Note how many lines in the material have "icon", and give only that figure.

──────────

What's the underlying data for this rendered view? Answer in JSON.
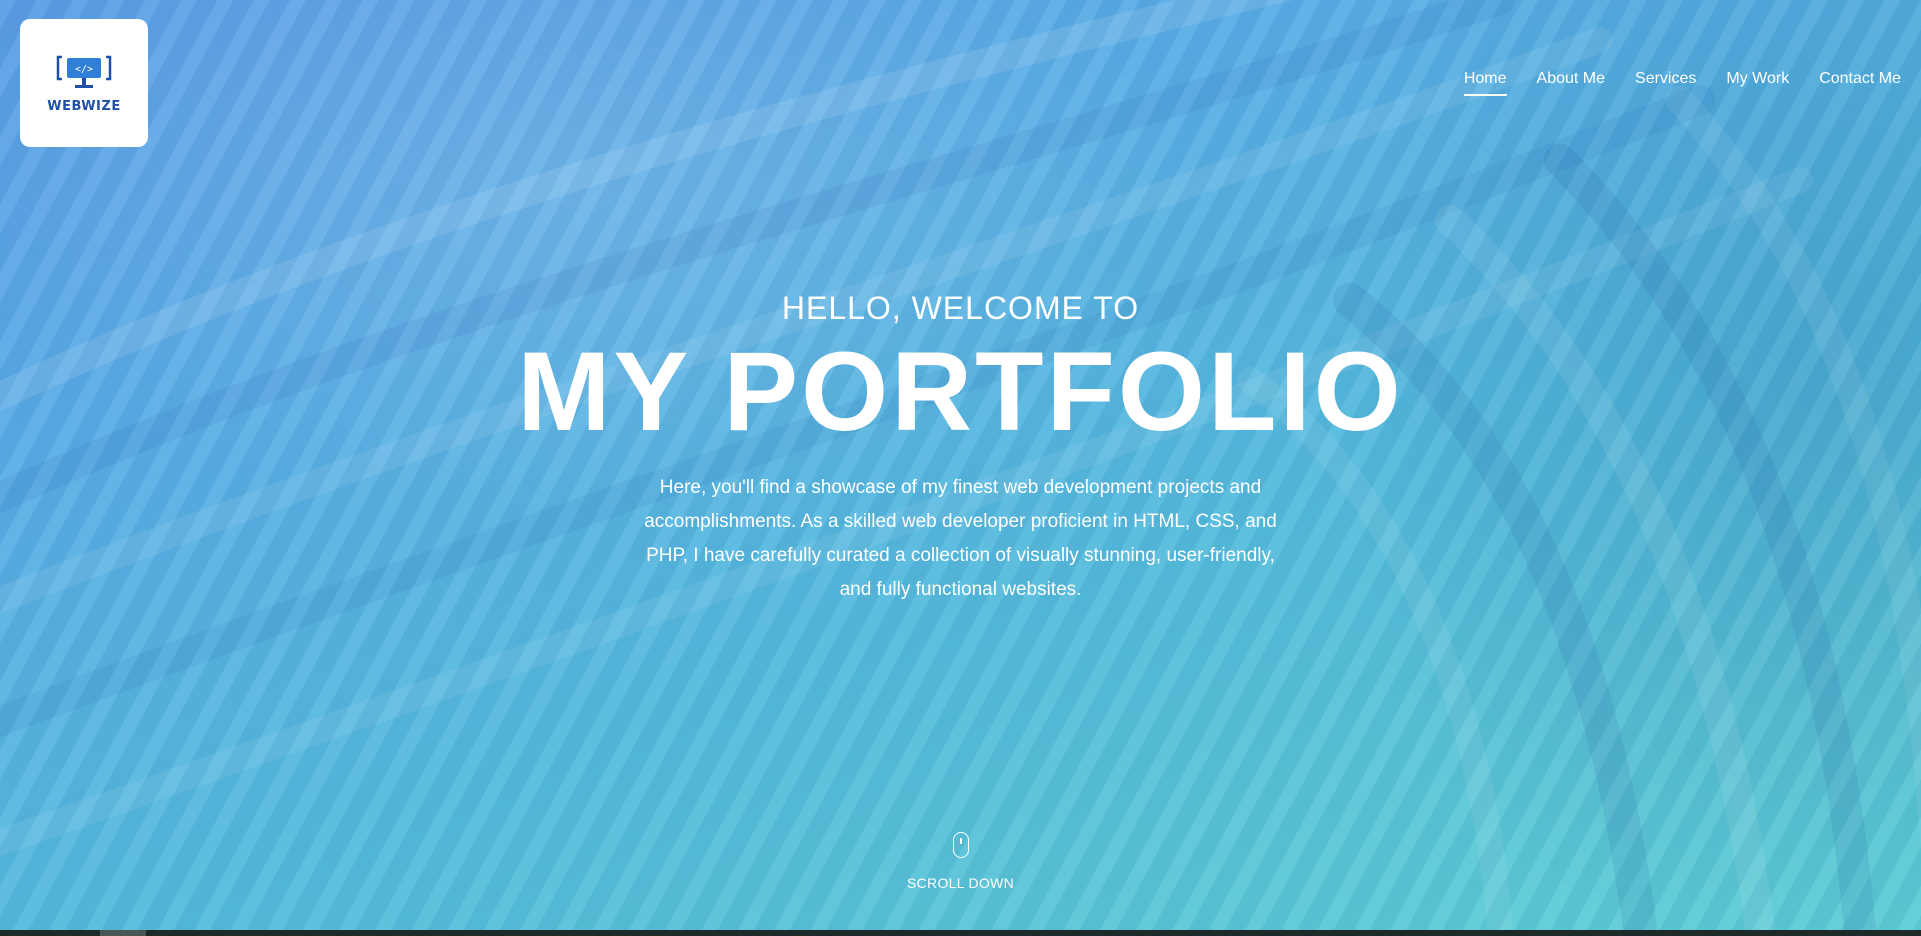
{
  "brand": {
    "logo_text": "WEBWIZE",
    "logo_icon": "monitor-code-icon",
    "accent_color": "#1f4fa6"
  },
  "nav": {
    "items": [
      {
        "label": "Home",
        "active": true
      },
      {
        "label": "About Me",
        "active": false
      },
      {
        "label": "Services",
        "active": false
      },
      {
        "label": "My Work",
        "active": false
      },
      {
        "label": "Contact Me",
        "active": false
      }
    ]
  },
  "hero": {
    "kicker": "HELLO, WELCOME TO",
    "title": "MY PORTFOLIO",
    "description": "Here, you'll find a showcase of my finest web development projects and accomplishments. As a skilled web developer proficient in HTML, CSS, and PHP, I have carefully curated a collection of visually stunning, user-friendly, and fully functional websites.",
    "scroll_label": "SCROLL DOWN",
    "scroll_icon": "mouse-icon"
  },
  "colors": {
    "gradient_top": "#5b9ee6",
    "gradient_bottom": "#5fd0d6",
    "text": "#ffffff"
  }
}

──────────

### WRITTEN ANSWER
2